Problem requirements:
For each line below that contains the word "precip", make a copy.

Available data:

+++++

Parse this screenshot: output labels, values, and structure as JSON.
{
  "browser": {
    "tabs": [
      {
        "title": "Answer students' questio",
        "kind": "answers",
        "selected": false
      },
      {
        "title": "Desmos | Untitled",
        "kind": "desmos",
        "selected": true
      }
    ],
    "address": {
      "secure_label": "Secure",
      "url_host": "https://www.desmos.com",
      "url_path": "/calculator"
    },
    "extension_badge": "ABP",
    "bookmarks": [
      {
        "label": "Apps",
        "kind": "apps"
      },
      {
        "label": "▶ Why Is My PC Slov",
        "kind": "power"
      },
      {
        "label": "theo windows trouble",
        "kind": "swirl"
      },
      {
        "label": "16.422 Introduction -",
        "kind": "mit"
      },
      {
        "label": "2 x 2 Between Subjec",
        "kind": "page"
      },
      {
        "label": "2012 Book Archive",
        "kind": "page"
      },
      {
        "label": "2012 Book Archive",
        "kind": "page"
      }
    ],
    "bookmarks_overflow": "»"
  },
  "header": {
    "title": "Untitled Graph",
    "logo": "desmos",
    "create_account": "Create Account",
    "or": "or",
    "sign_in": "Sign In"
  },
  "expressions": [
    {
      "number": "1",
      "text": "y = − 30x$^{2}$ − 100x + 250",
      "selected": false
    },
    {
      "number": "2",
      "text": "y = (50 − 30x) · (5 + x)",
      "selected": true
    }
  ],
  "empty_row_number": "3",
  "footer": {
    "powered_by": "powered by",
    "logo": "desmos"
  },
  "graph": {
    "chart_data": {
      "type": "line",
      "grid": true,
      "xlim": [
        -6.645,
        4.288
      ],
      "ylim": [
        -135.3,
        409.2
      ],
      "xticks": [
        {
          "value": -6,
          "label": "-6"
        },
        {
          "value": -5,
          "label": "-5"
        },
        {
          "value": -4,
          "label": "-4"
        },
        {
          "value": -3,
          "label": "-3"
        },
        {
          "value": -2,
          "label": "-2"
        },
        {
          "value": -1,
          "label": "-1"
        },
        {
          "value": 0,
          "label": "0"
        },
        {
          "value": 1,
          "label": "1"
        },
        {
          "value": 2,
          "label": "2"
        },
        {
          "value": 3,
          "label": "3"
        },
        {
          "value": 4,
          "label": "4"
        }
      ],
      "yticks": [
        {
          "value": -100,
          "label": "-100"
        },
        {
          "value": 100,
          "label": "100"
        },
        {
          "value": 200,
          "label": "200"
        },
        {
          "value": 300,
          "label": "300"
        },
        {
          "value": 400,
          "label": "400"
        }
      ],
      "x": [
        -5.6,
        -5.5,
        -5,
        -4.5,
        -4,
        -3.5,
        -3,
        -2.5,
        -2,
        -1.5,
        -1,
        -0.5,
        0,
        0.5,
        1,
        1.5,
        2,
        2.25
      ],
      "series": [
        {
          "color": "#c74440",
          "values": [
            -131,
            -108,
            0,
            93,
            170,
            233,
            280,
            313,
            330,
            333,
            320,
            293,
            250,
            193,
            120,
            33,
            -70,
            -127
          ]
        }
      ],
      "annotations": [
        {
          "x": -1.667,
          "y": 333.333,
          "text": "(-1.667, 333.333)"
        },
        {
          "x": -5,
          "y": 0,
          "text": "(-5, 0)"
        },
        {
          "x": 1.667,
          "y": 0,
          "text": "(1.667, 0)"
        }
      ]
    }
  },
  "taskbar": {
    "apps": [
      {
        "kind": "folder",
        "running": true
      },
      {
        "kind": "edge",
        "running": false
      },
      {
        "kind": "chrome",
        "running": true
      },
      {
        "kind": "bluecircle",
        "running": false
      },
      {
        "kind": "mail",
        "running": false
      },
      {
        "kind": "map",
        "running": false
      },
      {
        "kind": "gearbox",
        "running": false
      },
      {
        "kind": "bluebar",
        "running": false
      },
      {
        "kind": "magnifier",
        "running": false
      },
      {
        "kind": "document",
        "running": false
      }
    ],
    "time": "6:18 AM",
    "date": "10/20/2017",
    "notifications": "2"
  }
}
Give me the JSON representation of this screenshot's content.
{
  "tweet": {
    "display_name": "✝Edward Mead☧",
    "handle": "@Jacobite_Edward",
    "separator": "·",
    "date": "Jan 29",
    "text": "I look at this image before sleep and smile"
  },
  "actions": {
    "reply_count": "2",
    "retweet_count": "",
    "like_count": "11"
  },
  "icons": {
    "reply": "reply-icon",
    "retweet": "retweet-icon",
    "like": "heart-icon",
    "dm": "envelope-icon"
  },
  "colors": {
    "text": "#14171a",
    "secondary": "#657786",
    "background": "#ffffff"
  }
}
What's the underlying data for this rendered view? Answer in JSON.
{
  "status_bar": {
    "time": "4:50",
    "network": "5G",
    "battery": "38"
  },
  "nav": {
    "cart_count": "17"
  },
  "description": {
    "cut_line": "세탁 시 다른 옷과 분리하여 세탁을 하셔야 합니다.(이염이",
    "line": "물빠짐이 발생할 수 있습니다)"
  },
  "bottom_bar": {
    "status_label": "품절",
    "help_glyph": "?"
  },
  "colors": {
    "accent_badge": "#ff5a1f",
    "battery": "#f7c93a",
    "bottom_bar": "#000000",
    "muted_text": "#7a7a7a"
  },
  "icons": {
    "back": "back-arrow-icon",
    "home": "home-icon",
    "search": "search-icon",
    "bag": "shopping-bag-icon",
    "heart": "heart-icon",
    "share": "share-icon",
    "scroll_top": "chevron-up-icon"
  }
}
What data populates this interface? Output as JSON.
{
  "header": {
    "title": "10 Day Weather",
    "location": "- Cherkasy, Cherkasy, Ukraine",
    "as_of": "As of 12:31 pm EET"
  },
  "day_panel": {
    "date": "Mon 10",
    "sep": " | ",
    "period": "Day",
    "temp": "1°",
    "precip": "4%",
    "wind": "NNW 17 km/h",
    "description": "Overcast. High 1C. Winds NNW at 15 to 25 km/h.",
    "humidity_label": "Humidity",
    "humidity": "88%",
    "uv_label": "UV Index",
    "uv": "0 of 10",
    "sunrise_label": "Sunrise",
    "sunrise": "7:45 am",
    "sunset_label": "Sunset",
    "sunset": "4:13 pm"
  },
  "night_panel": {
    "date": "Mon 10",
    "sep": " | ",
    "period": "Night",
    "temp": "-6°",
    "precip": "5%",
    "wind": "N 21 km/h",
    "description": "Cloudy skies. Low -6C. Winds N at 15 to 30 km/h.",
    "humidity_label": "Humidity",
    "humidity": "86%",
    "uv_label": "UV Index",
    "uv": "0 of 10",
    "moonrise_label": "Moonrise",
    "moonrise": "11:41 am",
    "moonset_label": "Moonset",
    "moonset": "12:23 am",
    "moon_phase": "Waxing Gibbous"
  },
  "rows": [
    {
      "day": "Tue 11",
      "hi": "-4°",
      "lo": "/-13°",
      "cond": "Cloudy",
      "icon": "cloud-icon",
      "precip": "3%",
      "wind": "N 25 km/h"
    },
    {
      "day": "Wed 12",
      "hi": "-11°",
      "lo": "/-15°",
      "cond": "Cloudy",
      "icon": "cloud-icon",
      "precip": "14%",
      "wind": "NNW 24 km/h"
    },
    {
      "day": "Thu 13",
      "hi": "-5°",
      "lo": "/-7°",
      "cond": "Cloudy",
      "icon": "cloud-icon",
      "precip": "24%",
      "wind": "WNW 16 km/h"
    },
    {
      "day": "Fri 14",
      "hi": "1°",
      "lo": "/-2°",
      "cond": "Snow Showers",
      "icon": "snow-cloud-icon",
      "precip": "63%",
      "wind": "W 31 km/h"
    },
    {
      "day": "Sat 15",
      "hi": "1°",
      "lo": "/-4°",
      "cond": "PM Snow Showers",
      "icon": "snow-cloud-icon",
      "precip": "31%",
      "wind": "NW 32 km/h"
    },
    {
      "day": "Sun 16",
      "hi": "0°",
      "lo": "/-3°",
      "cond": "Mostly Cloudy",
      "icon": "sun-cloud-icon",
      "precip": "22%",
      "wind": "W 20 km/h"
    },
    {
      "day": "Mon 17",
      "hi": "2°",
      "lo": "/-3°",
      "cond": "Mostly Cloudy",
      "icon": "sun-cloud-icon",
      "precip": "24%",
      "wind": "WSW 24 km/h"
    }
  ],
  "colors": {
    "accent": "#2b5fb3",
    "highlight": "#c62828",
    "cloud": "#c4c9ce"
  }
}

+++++

Answer to this task:
    "precip": "4%",
    "precip": "5%",
      "precip": "3%",
      "precip": "14%",
      "precip": "24%",
      "precip": "63%",
      "precip": "31%",
      "precip": "22%",
      "precip": "24%",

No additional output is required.